  • Gains on the Right: This week, Germany’s weekly opinion poll that asks the question “if the Federal Election was this Sunday, which party would you vote for?” showed that the far-right AfD has not only gained significant ground, but has pulled even with the ruling SPD at 18%. As the coalition partners tear themselves apart in the public, it seems more and more people are losing hope – and exiting stage right.


By Szilvia, Managing Director at Erste Lesung


Marine Le Pen, Recep Tayip Erdogan, Viktor Orbán – many nations already have their very own Trump-like figure. Germany does not. This is unlikely to change in the short term due to the thoughtfully balanced post-WWII political system, which does not support the cultification of a specific person. However, from time to time, the true sentiment of German voters seeps through this carefully engineered system.


Just one year ago at 10%, the far-right Alternative for Germany (Alternative für Deutschland, AfD) now reached 18% in a Germany-wide poll – the same as the Social Democrats (SPD), the party of the Federal Chancellor Olaf Scholz. While this does not pose an immediate direct threat on the federal level, it underlines the trend of disillusioned voters turning away from traditional parties and gravitating towards extremes. Sooner or later, the AfD will win elections in a federal state, leading to a completely new situation.


As of yesterday, the entire German political elite is (again) looking for a bogeyman. And it’s true – the ongoing conflicts within the three-party coalition do little to foster trust. Also evident: The opposition is a lame duck, after having been in charge for over 16 years. But does playing the blame game really help? Surprisigly mature – and very out of character for leading German politicians, the General Secretary of the Liberals, Djir-Sarai, pointed out that the results “should be a cause for self-criticism for all democratic parties”.


That’s a good start. However, merely searching for responsibilities in the past will not help to win future elections. Traditional German parties need to return to a more pragmatic approach and reestablish their connection with voters.
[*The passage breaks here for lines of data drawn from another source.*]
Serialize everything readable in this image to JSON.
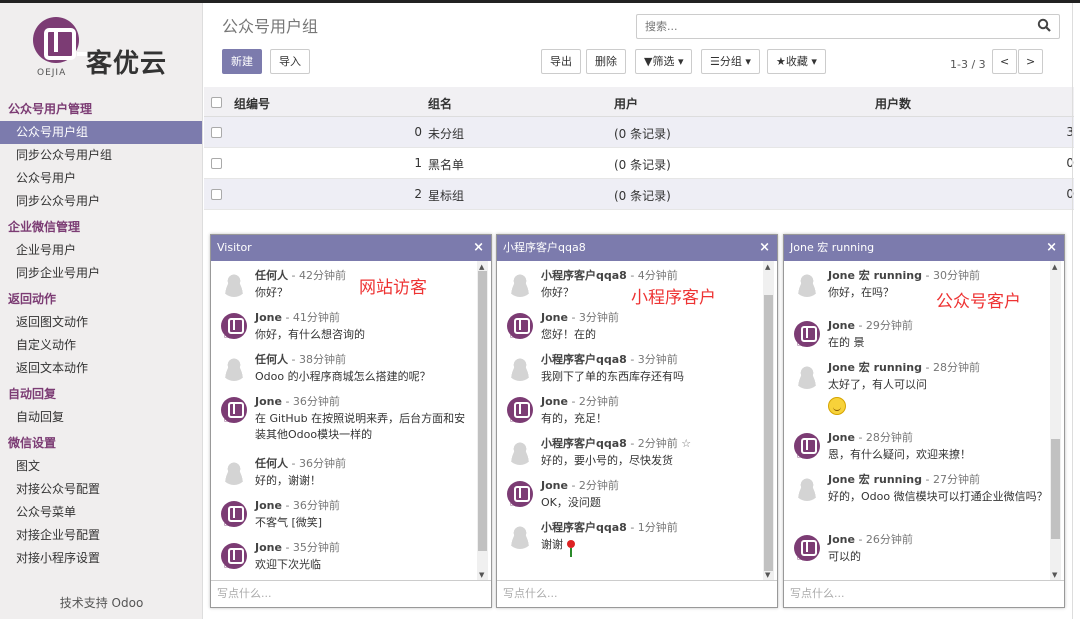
{
  "app": {
    "brand_small": "OEJIA",
    "brand_name": "客优云"
  },
  "sidebar": {
    "sections": [
      {
        "title": "公众号用户管理",
        "items": [
          "公众号用户组",
          "同步公众号用户组",
          "公众号用户",
          "同步公众号用户"
        ]
      },
      {
        "title": "企业微信管理",
        "items": [
          "企业号用户",
          "同步企业号用户"
        ]
      },
      {
        "title": "返回动作",
        "items": [
          "返回图文动作",
          "自定义动作",
          "返回文本动作"
        ]
      },
      {
        "title": "自动回复",
        "items": [
          "自动回复"
        ]
      },
      {
        "title": "微信设置",
        "items": [
          "图文",
          "对接公众号配置",
          "公众号菜单",
          "对接企业号配置",
          "对接小程序设置"
        ]
      }
    ],
    "active_item": "公众号用户组",
    "support": "技术支持 Odoo"
  },
  "control_panel": {
    "title": "公众号用户组",
    "search_placeholder": "搜索...",
    "buttons": {
      "new": "新建",
      "import": "导入",
      "export": "导出",
      "delete": "删除",
      "filter": "▼筛选 ▾",
      "group": "☰分组 ▾",
      "favorite": "★收藏 ▾"
    },
    "pager": "1-3 / 3",
    "prev": "<",
    "next": ">"
  },
  "table": {
    "columns": [
      "组编号",
      "组名",
      "用户",
      "用户数"
    ],
    "rows": [
      {
        "id": "0",
        "name": "未分组",
        "users": "(0 条记录)",
        "count": "3"
      },
      {
        "id": "1",
        "name": "黑名单",
        "users": "(0 条记录)",
        "count": "0"
      },
      {
        "id": "2",
        "name": "星标组",
        "users": "(0 条记录)",
        "count": "0"
      }
    ]
  },
  "chats": [
    {
      "title": "Visitor",
      "annotation": "网站访客",
      "input_placeholder": "写点什么...",
      "messages": [
        {
          "author": "任何人",
          "time": " - 42分钟前",
          "text": "你好？",
          "avatar": "gray"
        },
        {
          "author": "Jone",
          "time": " - 41分钟前",
          "text": "你好，有什么想咨询的",
          "avatar": "logo"
        },
        {
          "author": "任何人",
          "time": " - 38分钟前",
          "text": "Odoo 的小程序商城怎么搭建的呢？",
          "avatar": "gray"
        },
        {
          "author": "Jone",
          "time": " - 36分钟前",
          "text": "在 GitHub 在按照说明来弄，后台方面和安装其他Odoo模块一样的",
          "avatar": "logo"
        },
        {
          "author": "任何人",
          "time": " - 36分钟前",
          "text": "好的，谢谢！",
          "avatar": "gray"
        },
        {
          "author": "Jone",
          "time": " - 36分钟前",
          "text": "不客气 [微笑]",
          "avatar": "logo"
        },
        {
          "author": "Jone",
          "time": " - 35分钟前",
          "text": "欢迎下次光临",
          "avatar": "logo"
        }
      ]
    },
    {
      "title": "小程序客户qqa8",
      "annotation": "小程序客户",
      "input_placeholder": "写点什么...",
      "messages": [
        {
          "author": "小程序客户qqa8",
          "time": " - 4分钟前",
          "text": "你好？",
          "avatar": "gray"
        },
        {
          "author": "Jone",
          "time": " - 3分钟前",
          "text": "您好！在的",
          "avatar": "logo"
        },
        {
          "author": "小程序客户qqa8",
          "time": " - 3分钟前",
          "text": "我刚下了单的东西库存还有吗",
          "avatar": "gray"
        },
        {
          "author": "Jone",
          "time": " - 2分钟前",
          "text": "有的，充足！",
          "avatar": "logo"
        },
        {
          "author": "小程序客户qqa8",
          "time": " - 2分钟前  ☆",
          "text": "好的，要小号的，尽快发货",
          "avatar": "gray"
        },
        {
          "author": "Jone",
          "time": " - 2分钟前",
          "text": "OK，没问题",
          "avatar": "logo"
        },
        {
          "author": "小程序客户qqa8",
          "time": " - 1分钟前",
          "text": "谢谢",
          "avatar": "gray",
          "rose": true
        }
      ]
    },
    {
      "title": "Jone 宏 running",
      "annotation": "公众号客户",
      "input_placeholder": "写点什么...",
      "messages": [
        {
          "author": "Jone 宏 running",
          "time": " - 30分钟前",
          "text": "你好，在吗？",
          "avatar": "gray"
        },
        {
          "author": "Jone",
          "time": " - 29分钟前",
          "text": "在的 景",
          "avatar": "logo"
        },
        {
          "author": "Jone 宏 running",
          "time": " - 28分钟前",
          "text": "太好了，有人可以问",
          "avatar": "gray",
          "smile": true
        },
        {
          "author": "Jone",
          "time": " - 28分钟前",
          "text": "恩，有什么疑问，欢迎来撩！",
          "avatar": "logo"
        },
        {
          "author": "Jone 宏 running",
          "time": " - 27分钟前",
          "text": "好的，Odoo 微信模块可以打通企业微信吗？",
          "avatar": "gray"
        },
        {
          "author": "Jone",
          "time": " - 26分钟前",
          "text": "可以的",
          "avatar": "logo"
        }
      ]
    }
  ]
}
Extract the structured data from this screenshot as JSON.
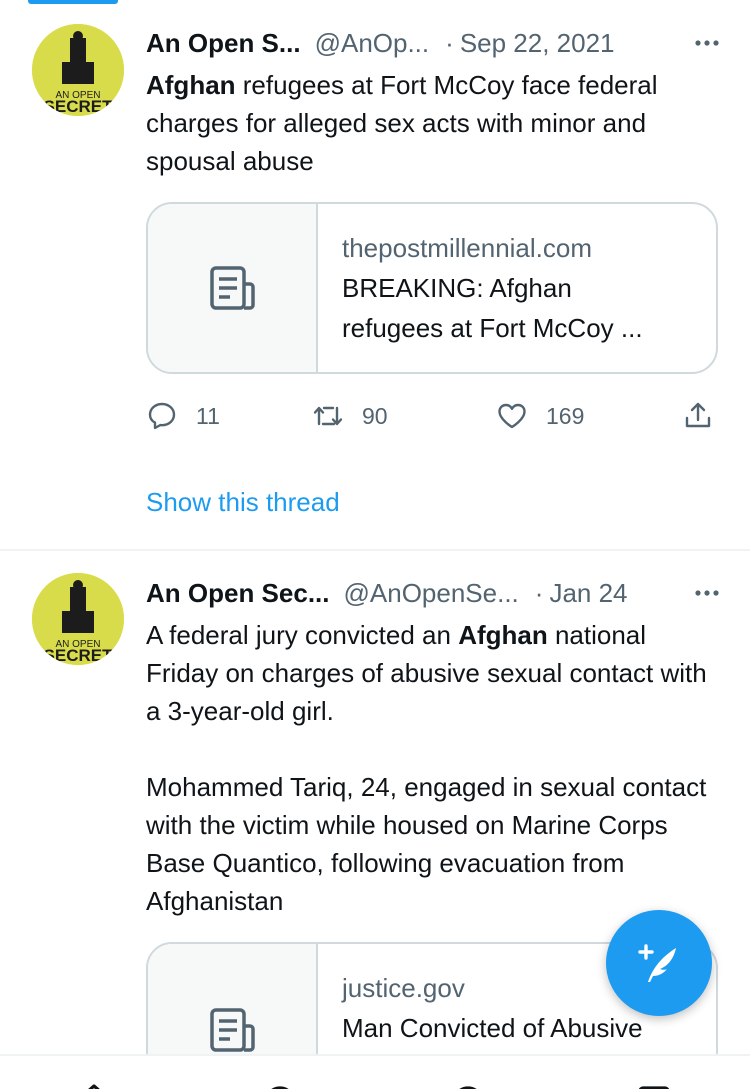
{
  "colors": {
    "accent": "#1d9bf0",
    "text_primary": "#0f1419",
    "text_secondary": "#536471",
    "border": "#cfd9de",
    "avatar_bg": "#d9dc4a"
  },
  "tweets": [
    {
      "author_name": "An Open S...",
      "handle": "@AnOp...",
      "separator": "·",
      "date": "Sep 22, 2021",
      "more_icon": "more-dots-icon",
      "avatar_text": [
        "AN OPEN",
        "SECRET"
      ],
      "text_bold_1": "Afghan",
      "text_rest_1": " refugees at Fort McCoy face federal charges for alleged sex acts with minor and spousal abuse",
      "card": {
        "icon": "article-icon",
        "domain": "thepostmillennial.com",
        "title_line_1": "BREAKING: Afghan",
        "title_line_2": "refugees at Fort McCoy ..."
      },
      "actions": {
        "reply_count": "11",
        "retweet_count": "90",
        "like_count": "169"
      },
      "show_thread": "Show this thread"
    },
    {
      "author_name": "An Open Sec...",
      "handle": "@AnOpenSe...",
      "separator": "·",
      "date": "Jan 24",
      "more_icon": "more-dots-icon",
      "avatar_text": [
        "AN OPEN",
        "SECRET"
      ],
      "text_plain_1": "A federal jury convicted an ",
      "text_bold_1": "Afghan",
      "text_rest_1": " national Friday on charges of abusive sexual contact with a 3-year-old girl.\n\nMohammed Tariq, 24, engaged in sexual contact with the victim while housed on Marine Corps Base Quantico, following evacuation from Afghanistan",
      "card": {
        "icon": "article-icon",
        "domain": "justice.gov",
        "title_line_1": "Man Convicted of Abusive"
      }
    }
  ],
  "fab": {
    "icon": "compose-tweet-icon"
  },
  "bottom_nav": [
    "home-icon",
    "explore-icon",
    "spaces-icon",
    "notifications-icon"
  ]
}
Whether it’s regarding migration or the energy transition, including the greening of the heating systems in German households, they must bridge the gap between long-term ideals and the realistic implementation framework; otherwise, others will offer the easy answers.